Sunday, September 9, 2012

Uses and abuses of the anecdotal evidence

Anecdotal evidence is often used instead of scientific and logical evidence.
Anecdotal Evidence may completely ignore research or harder evidence that points to an opposite conclusion. (Either you believe in what I say, or you are a disinformer, debunker and cabal agent..!)
Types of anecdotal evidence include claiming non-factual information.Sample: (there are 105 Extraterrestrial Civilizations visiting our planet Earth. Our planet is in quarantine imposed by those ET civilizations.)
Anecdotal Evidence is based on the presumed experiences of a few people, sometimes anonymous, or presumed witnesses. Usually that stories and "revelations" contradict factual information, and are the product of word of mouth communication.
Logically Invalid subjective content
Subjective content is any material that involves judgment, feeling, opinion, intuition, or emotion rather than factual information. That's why recognizing and evaluating subjective content involves distinguishing between facts and opinions, identifying generalizations, evaluating viewpoints, understanding theories and hypotheses, weighing data and evidence, and being alert to bias.
Distinguishing between Facts and Opinions
Facts are statements that can be verified or proven to be true or false.Opinions have little use as supporting evidence.
How to evaluate statements.
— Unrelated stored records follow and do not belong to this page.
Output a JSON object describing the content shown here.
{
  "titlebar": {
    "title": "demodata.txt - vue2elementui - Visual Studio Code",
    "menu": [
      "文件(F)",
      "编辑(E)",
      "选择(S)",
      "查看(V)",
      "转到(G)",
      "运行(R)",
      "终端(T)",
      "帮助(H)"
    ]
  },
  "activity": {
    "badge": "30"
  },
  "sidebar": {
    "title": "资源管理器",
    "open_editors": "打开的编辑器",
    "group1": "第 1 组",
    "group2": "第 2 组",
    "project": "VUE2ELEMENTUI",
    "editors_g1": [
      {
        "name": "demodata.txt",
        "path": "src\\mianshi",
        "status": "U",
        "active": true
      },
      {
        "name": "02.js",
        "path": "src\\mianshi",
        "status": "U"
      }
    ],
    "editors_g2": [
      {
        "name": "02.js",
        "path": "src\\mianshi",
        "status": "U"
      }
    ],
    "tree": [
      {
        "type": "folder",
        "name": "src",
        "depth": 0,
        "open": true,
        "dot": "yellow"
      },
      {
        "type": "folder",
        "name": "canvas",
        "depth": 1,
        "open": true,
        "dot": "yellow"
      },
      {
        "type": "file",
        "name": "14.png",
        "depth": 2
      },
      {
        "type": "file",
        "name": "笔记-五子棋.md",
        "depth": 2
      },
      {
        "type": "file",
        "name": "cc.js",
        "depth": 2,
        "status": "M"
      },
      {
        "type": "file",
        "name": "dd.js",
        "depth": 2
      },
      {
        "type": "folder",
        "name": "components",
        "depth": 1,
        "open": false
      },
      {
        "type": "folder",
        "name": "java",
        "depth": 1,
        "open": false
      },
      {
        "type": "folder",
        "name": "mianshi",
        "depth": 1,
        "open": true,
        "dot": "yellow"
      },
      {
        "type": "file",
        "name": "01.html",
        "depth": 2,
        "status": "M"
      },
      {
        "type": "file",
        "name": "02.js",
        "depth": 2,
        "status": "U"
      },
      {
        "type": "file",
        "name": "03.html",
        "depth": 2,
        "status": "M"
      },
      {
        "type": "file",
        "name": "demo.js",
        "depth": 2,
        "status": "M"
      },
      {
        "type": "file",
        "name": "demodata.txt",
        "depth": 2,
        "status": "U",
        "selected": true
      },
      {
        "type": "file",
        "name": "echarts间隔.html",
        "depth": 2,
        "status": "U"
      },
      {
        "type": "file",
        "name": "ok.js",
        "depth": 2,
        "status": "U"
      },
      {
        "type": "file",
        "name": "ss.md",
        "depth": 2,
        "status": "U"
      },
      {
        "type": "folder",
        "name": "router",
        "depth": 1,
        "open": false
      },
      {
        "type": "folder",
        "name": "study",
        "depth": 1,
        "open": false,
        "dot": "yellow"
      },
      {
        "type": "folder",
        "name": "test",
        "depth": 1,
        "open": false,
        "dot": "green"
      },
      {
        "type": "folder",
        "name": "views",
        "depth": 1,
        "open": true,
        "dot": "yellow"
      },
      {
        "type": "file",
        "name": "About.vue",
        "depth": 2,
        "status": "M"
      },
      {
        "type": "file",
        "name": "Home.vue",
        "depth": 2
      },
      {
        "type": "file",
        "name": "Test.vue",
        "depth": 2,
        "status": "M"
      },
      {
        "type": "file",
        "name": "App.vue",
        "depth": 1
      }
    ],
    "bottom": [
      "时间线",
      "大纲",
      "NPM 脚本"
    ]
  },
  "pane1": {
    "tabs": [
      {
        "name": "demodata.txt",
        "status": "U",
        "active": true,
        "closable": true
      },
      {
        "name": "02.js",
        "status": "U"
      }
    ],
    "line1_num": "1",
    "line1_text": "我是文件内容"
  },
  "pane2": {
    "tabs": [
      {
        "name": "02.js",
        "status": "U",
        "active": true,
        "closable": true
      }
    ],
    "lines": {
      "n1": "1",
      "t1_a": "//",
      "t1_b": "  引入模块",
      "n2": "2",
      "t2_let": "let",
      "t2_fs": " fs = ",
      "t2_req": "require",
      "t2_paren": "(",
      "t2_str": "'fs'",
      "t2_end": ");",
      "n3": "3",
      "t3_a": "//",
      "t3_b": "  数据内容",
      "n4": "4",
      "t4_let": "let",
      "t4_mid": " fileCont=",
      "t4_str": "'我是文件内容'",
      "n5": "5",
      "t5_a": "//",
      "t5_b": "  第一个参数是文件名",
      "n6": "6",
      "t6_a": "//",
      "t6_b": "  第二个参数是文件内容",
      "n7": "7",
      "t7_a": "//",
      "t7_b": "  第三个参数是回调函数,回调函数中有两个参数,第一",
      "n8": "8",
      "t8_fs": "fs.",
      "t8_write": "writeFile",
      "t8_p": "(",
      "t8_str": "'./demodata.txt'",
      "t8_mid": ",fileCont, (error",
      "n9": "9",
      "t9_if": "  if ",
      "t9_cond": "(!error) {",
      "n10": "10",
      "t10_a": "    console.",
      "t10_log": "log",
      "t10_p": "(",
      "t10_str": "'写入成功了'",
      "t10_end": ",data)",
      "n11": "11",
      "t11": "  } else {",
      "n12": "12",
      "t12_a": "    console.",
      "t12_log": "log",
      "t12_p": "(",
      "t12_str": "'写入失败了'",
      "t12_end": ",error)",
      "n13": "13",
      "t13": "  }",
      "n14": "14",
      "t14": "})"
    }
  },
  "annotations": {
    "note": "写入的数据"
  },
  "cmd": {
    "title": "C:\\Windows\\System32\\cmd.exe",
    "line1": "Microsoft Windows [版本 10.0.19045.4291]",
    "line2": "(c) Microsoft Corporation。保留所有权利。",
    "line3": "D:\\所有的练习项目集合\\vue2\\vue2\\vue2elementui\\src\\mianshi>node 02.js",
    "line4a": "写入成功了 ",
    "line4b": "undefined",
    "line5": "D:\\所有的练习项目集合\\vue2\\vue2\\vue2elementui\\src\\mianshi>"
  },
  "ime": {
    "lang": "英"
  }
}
Are the terms used clearly defined and consistently applied?
Is the thesis (the point to be made) clearly and directly stated?
Are facts provided as evidence? If so, are they verifiable?
Is the reasoning sound? (Does one point follow from another?)
Are counterarguments recognized and refuted or addressed?
What persuasive devices or propaganda techniques does the author use (examples: appeal to emotions, name-calling, appeal to presumed authorities)?
Asking Critical Questions
What is the source of the material? Some sources are much more reliable and trustworthy than othersknowledge of the source will help you judge the accuracy, correctness, and soundness of the material. Articles from professional or scholarly journals are often more useful and reliable than articles in newsstand periodicals.
Why was the Material Written? Identify an author's primary purpose. If the author's purpose is to persuade or convince you to accept a particular viewpoint then you will need to evaluate the reasoning and evidence presented.
Is the Author Biased? Does the author display partiality, preference, or prejudice for or against a person, object, or idea?
Does the Author Make Assumptions? An assumption is an idea or principle the writer accepts as true and makes no effort to prove or substantiate.
Does the Author Present an Argument? An argument is a logical arrangement and presentation of ideas. It is reasoned analysis, a tightly developed line of reasoning that leads to the establishment of an end result or conclusion.